Singapore invokes 'fake news' law for 1st time

Last Updated: Tue, Nov 26, 2019 12:15 hrs
An aerial view of shipping containers stacked at the port of Singapore

Singapore: Singapore on Monday invoked its controversial law against fake news for the first time to order correction of a Facebook post by Progress Singapore Party (PSP) member Brad Bowyer.

The Facebook post refers to an investment in the Amaravati city project in Andhra Pradesh and Singtel's investment in Bharti Airtel.

"In a recent Facebook post, Mr Brad Bowyer implied that the Government was involved in individual investment decisions of GIC and Temasek. He was issued with a Correction Direction under the Protection from Online Falsehoods and Manipulation (Pofma) Act on 25 November 2019," the Ministry of Finance, Singapore said in a statement

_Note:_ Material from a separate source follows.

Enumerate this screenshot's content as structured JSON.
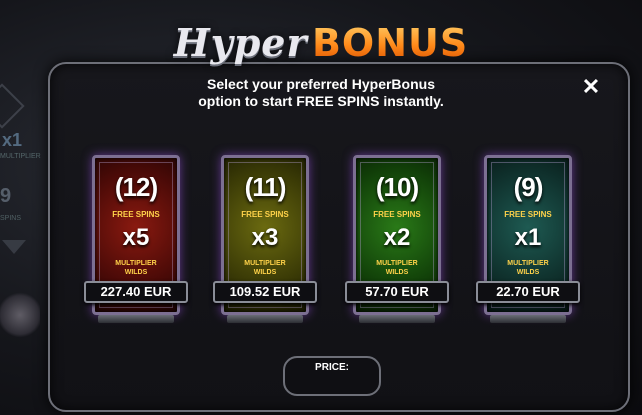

Bowyer's November 13 Facebook "contains clearly false statements of fact, and undermines public trust in the Government", the statement said.

Singapore invoked the new law as Bowyer's Facebook post implied that the government controls Temasek and GIC's commercial decisions, which is false.

"GIC and Temasek operate on a commercial basis, and the Government is not involved in their individual investment decisions," the statement added.

In his Facebook post, Bowyer said "we also saw the recent canning of the Amaravati city project part of the S$4 billion already dumped into Andhra Pradesh by GLCs and related parties so India has not been so good an investment choice after all…"

On its fact-checking website Factually, the government said that the post contains implicit factual assertions that a substantial part of S$4 billion invested in Andhra Pradesh was put into the Amaravati project; and S$4 billion has been poorly invested ("dumped") by Government-linked companies ("GLCs") and related parties in Andhra Pradesh.


"These are false," it added.

Bowyer had put up a correction note at the top of his Facebook post saying that the post "contains false statements of fact", along with a link to an article providing the correct facts, The Straits Times reported.

The Singapore Parliament passed Pofma in May and it took effect on October 2.

The legislation allows the government to decide what information is listed as false based on two criteria: when a false statement or announcement is issued, and when this action is considered to be of public interest.

The legislation was passed amid criticism from opponents and activists who consider it an attack on freedom of expression.